• _Exercise_
Among the entries below, copy every line that carries the word "WellSelection".

Website and app data records:
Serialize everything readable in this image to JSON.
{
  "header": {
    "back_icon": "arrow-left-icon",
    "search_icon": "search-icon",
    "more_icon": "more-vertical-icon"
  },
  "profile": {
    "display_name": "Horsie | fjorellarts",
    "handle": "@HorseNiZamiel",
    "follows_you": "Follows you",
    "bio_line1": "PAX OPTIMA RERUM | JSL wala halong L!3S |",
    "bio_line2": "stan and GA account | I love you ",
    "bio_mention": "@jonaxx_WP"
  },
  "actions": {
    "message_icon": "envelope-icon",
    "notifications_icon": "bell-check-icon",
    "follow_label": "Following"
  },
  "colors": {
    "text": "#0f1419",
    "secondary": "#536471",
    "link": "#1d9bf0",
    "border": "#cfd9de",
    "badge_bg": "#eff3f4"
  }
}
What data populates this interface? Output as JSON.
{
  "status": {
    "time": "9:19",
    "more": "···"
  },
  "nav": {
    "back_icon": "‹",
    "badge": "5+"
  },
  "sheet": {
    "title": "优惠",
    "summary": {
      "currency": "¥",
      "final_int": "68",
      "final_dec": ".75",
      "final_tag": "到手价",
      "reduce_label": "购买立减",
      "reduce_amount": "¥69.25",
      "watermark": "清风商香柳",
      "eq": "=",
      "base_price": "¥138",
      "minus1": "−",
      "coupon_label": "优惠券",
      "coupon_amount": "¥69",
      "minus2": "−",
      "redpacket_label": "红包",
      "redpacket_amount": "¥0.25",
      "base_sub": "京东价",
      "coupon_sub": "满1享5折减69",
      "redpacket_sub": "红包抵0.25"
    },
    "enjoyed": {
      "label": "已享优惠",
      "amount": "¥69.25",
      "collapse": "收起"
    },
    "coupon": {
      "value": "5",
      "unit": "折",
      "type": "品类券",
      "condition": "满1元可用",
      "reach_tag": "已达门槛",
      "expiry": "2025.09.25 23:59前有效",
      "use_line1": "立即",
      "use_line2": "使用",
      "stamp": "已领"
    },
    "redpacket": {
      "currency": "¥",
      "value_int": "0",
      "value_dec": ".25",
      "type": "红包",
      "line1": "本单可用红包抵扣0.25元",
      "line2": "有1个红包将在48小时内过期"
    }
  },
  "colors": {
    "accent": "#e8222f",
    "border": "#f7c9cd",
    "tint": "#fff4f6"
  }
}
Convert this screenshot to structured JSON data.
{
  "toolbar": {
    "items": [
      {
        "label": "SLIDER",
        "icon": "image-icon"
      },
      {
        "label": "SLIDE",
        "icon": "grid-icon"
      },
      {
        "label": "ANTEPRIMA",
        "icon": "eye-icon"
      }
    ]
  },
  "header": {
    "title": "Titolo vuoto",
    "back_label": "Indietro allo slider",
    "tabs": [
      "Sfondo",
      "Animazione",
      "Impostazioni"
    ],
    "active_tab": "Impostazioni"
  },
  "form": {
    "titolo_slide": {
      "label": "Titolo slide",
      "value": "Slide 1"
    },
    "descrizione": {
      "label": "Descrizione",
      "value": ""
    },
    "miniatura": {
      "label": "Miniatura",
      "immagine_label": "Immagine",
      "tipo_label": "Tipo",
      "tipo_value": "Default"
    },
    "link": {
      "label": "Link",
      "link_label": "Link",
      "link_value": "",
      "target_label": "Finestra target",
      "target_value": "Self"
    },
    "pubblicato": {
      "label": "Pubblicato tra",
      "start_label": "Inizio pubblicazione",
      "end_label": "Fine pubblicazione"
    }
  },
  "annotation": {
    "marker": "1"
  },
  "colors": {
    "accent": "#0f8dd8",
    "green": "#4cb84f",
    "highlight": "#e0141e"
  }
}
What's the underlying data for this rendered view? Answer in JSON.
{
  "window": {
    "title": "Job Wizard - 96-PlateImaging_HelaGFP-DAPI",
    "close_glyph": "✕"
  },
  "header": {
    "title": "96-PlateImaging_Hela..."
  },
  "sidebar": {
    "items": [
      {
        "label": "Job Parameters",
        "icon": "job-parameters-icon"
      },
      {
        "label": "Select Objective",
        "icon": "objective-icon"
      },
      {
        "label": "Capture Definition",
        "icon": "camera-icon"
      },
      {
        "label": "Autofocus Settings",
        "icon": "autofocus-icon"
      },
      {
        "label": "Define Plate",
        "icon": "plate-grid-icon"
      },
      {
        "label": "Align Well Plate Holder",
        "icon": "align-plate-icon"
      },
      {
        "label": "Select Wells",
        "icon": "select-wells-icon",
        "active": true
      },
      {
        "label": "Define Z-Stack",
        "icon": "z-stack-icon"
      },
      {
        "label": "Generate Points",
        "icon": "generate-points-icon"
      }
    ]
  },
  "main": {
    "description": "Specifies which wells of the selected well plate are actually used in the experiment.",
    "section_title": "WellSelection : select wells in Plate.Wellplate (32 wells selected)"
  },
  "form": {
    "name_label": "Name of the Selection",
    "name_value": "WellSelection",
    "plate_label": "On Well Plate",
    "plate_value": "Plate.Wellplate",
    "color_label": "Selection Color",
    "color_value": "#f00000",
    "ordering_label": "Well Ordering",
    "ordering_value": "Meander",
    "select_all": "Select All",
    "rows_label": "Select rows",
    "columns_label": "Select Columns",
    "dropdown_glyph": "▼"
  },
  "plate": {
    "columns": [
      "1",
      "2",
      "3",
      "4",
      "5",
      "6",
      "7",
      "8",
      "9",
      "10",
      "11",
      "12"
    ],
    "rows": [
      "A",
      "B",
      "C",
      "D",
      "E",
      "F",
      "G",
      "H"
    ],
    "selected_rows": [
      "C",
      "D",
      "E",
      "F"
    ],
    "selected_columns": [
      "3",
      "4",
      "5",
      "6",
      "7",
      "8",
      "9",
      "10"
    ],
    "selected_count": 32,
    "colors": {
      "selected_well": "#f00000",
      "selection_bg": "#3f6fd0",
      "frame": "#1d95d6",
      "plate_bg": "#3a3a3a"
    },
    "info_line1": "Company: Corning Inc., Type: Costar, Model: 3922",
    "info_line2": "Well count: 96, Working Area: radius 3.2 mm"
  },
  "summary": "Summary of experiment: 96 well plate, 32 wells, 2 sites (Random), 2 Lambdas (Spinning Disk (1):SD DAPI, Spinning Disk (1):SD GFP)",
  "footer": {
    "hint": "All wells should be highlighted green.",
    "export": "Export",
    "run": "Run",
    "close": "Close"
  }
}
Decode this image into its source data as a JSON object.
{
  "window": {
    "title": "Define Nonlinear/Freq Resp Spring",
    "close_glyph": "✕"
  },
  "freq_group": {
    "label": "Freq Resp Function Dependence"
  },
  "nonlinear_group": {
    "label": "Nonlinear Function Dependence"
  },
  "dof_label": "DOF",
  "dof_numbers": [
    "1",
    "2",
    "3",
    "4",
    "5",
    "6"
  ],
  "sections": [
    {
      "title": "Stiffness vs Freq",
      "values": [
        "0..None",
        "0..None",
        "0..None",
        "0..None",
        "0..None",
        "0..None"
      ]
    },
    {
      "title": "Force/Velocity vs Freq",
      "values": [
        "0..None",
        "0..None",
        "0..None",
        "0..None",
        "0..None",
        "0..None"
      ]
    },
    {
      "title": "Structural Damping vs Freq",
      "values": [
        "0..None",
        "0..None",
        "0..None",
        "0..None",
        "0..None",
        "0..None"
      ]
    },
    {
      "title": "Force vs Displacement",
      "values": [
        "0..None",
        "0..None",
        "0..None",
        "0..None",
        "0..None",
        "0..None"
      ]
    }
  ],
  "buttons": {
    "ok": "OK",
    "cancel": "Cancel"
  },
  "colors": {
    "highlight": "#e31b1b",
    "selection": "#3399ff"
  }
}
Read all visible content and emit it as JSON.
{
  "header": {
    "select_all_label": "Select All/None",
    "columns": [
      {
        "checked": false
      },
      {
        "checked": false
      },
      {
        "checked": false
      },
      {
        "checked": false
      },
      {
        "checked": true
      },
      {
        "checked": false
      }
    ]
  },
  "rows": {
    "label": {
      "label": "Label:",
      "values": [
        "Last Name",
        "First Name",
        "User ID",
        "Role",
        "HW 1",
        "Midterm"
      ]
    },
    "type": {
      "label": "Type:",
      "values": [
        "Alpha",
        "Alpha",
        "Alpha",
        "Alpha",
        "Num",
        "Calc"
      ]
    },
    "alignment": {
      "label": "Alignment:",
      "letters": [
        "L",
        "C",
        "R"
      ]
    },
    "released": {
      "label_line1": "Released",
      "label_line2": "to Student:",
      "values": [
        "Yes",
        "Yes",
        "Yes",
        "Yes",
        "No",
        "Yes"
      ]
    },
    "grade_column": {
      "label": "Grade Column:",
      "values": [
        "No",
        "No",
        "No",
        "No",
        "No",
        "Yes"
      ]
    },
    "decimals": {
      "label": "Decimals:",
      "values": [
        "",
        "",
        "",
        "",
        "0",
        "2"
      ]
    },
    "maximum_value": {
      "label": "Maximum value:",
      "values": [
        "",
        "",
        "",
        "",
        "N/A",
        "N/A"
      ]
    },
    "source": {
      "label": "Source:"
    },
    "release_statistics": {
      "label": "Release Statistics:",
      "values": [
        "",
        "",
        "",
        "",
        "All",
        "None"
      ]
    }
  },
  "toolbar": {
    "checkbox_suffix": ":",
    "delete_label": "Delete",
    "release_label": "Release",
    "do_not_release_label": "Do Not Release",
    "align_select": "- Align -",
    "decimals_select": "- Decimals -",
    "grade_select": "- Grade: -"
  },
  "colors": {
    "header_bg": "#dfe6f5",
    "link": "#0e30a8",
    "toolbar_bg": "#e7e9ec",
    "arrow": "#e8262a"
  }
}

• _Finished exercise_
    "section_title": "WellSelection : select wells in Plate.Wellplate (32 wells selected)"
    "name_value": "WellSelection",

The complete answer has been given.